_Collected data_
□ □ □

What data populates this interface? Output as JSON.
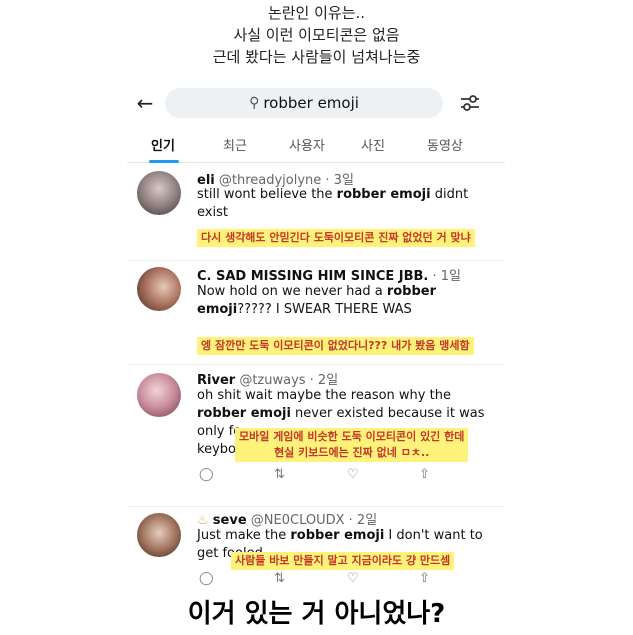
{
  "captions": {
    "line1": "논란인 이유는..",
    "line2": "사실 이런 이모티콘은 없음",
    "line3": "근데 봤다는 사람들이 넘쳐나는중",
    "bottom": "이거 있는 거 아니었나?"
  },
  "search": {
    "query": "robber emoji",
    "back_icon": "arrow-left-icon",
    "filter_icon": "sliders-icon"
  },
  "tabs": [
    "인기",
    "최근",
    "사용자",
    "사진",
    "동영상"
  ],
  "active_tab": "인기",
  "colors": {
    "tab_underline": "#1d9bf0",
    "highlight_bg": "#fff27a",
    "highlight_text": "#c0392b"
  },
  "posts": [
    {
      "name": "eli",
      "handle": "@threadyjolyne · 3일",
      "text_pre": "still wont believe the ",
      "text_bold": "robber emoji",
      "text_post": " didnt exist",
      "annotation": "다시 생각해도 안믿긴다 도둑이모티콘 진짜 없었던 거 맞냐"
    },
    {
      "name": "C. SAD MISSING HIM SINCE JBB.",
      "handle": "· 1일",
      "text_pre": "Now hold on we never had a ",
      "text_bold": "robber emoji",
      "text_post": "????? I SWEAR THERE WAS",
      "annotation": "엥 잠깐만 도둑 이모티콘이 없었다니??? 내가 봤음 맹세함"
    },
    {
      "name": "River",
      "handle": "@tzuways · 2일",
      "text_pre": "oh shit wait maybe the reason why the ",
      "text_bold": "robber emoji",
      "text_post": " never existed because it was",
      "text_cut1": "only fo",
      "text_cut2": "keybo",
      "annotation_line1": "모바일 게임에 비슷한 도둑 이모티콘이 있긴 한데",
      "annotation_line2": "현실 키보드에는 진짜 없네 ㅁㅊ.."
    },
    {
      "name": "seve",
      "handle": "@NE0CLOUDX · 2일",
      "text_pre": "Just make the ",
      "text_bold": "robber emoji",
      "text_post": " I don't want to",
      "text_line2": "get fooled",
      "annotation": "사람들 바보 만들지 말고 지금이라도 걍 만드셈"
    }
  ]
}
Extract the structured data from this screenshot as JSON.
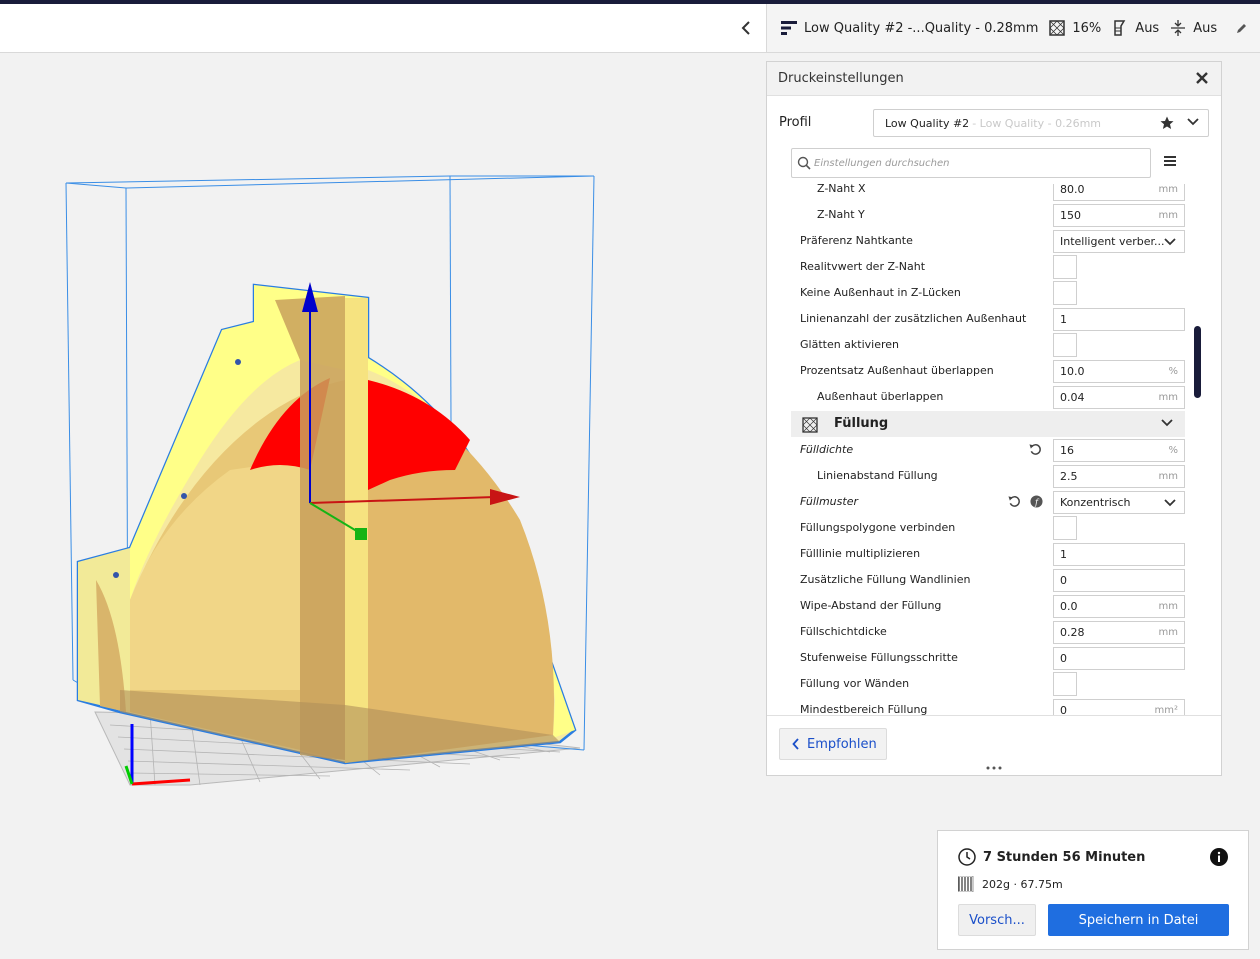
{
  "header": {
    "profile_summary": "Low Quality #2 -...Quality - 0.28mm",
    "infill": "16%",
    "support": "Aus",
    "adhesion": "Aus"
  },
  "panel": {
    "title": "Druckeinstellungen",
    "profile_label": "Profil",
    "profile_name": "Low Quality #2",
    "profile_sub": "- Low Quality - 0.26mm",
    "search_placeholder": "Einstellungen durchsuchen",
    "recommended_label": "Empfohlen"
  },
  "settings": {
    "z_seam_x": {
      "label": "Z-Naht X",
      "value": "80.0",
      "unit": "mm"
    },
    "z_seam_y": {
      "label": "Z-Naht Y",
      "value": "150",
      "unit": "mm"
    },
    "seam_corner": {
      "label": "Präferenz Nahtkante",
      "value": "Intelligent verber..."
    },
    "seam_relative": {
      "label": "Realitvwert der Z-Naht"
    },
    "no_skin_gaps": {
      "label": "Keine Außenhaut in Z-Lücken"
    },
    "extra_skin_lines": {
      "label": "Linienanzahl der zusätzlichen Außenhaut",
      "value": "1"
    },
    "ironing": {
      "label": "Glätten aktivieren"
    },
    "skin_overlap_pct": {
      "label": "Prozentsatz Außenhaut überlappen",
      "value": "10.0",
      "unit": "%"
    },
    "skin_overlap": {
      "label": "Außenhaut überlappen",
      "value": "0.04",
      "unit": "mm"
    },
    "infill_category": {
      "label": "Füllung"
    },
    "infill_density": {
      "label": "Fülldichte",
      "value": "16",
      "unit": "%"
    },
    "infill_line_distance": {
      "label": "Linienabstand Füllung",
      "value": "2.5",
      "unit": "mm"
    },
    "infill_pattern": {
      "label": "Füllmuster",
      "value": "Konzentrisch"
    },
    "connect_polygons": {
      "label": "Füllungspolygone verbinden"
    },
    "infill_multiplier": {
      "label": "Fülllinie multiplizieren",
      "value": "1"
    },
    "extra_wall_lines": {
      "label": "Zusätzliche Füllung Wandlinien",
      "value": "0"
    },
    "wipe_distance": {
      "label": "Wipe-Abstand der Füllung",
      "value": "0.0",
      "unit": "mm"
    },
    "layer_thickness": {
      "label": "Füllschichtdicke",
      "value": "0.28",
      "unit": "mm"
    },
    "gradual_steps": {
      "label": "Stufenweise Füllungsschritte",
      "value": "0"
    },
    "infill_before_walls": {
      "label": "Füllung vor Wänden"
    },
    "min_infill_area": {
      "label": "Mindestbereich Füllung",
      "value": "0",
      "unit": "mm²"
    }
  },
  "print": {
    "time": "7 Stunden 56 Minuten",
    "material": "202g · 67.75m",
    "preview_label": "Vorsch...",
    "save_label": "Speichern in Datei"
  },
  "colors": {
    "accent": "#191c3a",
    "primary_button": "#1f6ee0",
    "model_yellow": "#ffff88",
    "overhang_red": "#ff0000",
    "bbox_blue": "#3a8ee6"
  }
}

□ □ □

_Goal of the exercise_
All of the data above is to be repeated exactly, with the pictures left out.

_Result_
What data populates this interface? Output as JSON.
{
  "captions": {
    "line1": "논란인 이유는..",
    "line2": "사실 이런 이모티콘은 없음",
    "line3": "근데 봤다는 사람들이 넘쳐나는중",
    "bottom": "이거 있는 거 아니었나?"
  },
  "search": {
    "query": "robber emoji",
    "back_icon": "arrow-left-icon",
    "filter_icon": "sliders-icon"
  },
  "tabs": [
    "인기",
    "최근",
    "사용자",
    "사진",
    "동영상"
  ],
  "active_tab": "인기",
  "colors": {
    "tab_underline": "#1d9bf0",
    "highlight_bg": "#fff27a",
    "highlight_text": "#c0392b"
  },
  "posts": [
    {
      "name": "eli",
      "handle": "@threadyjolyne · 3일",
      "text_pre": "still wont believe the ",
      "text_bold": "robber emoji",
      "text_post": " didnt exist",
      "annotation": "다시 생각해도 안믿긴다 도둑이모티콘 진짜 없었던 거 맞냐"
    },
    {
      "name": "C. SAD MISSING HIM SINCE JBB.",
      "handle": "· 1일",
      "text_pre": "Now hold on we never had a ",
      "text_bold": "robber emoji",
      "text_post": "????? I SWEAR THERE WAS",
      "annotation": "엥 잠깐만 도둑 이모티콘이 없었다니??? 내가 봤음 맹세함"
    },
    {
      "name": "River",
      "handle": "@tzuways · 2일",
      "text_pre": "oh shit wait maybe the reason why the ",
      "text_bold": "robber emoji",
      "text_post": " never existed because it was",
      "text_cut1": "only fo",
      "text_cut2": "keybo",
      "annotation_line1": "모바일 게임에 비슷한 도둑 이모티콘이 있긴 한데",
      "annotation_line2": "현실 키보드에는 진짜 없네 ㅁㅊ.."
    },
    {
      "name": "seve",
      "handle": "@NE0CLOUDX · 2일",
      "text_pre": "Just make the ",
      "text_bold": "robber emoji",
      "text_post": " I don't want to",
      "text_line2": "get fooled",
      "annotation": "사람들 바보 만들지 말고 지금이라도 걍 만드셈"
    }
  ]
}
Extract the structured data from this screenshot as JSON.
{
  "header": {
    "profile_summary": "Low Quality #2 -...Quality - 0.28mm",
    "infill": "16%",
    "support": "Aus",
    "adhesion": "Aus"
  },
  "panel": {
    "title": "Druckeinstellungen",
    "profile_label": "Profil",
    "profile_name": "Low Quality #2",
    "profile_sub": "- Low Quality - 0.26mm",
    "search_placeholder": "Einstellungen durchsuchen",
    "recommended_label": "Empfohlen"
  },
  "settings": {
    "z_seam_x": {
      "label": "Z-Naht X",
      "value": "80.0",
      "unit": "mm"
    },
    "z_seam_y": {
      "label": "Z-Naht Y",
      "value": "150",
      "unit": "mm"
    },
    "seam_corner": {
      "label": "Präferenz Nahtkante",
      "value": "Intelligent verber..."
    },
    "seam_relative": {
      "label": "Realitvwert der Z-Naht"
    },
    "no_skin_gaps": {
      "label": "Keine Außenhaut in Z-Lücken"
    },
    "extra_skin_lines": {
      "label": "Linienanzahl der zusätzlichen Außenhaut",
      "value": "1"
    },
    "ironing": {
      "label": "Glätten aktivieren"
    },
    "skin_overlap_pct": {
      "label": "Prozentsatz Außenhaut überlappen",
      "value": "10.0",
      "unit": "%"
    },
    "skin_overlap": {
      "label": "Außenhaut überlappen",
      "value": "0.04",
      "unit": "mm"
    },
    "infill_category": {
      "label": "Füllung"
    },
    "infill_density": {
      "label": "Fülldichte",
      "value": "16",
      "unit": "%"
    },
    "infill_line_distance": {
      "label": "Linienabstand Füllung",
      "value": "2.5",
      "unit": "mm"
    },
    "infill_pattern": {
      "label": "Füllmuster",
      "value": "Konzentrisch"
    },
    "connect_polygons": {
      "label": "Füllungspolygone verbinden"
    },
    "infill_multiplier": {
      "label": "Fülllinie multiplizieren",
      "value": "1"
    },
    "extra_wall_lines": {
      "label": "Zusätzliche Füllung Wandlinien",
      "value": "0"
    },
    "wipe_distance": {
      "label": "Wipe-Abstand der Füllung",
      "value": "0.0",
      "unit": "mm"
    },
    "layer_thickness": {
      "label": "Füllschichtdicke",
      "value": "0.28",
      "unit": "mm"
    },
    "gradual_steps": {
      "label": "Stufenweise Füllungsschritte",
      "value": "0"
    },
    "infill_before_walls": {
      "label": "Füllung vor Wänden"
    },
    "min_infill_area": {
      "label": "Mindestbereich Füllung",
      "value": "0",
      "unit": "mm²"
    }
  },
  "print": {
    "time": "7 Stunden 56 Minuten",
    "material": "202g · 67.75m",
    "preview_label": "Vorsch...",
    "save_label": "Speichern in Datei"
  },
  "colors": {
    "accent": "#191c3a",
    "primary_button": "#1f6ee0",
    "model_yellow": "#ffff88",
    "overhang_red": "#ff0000",
    "bbox_blue": "#3a8ee6"
  }
}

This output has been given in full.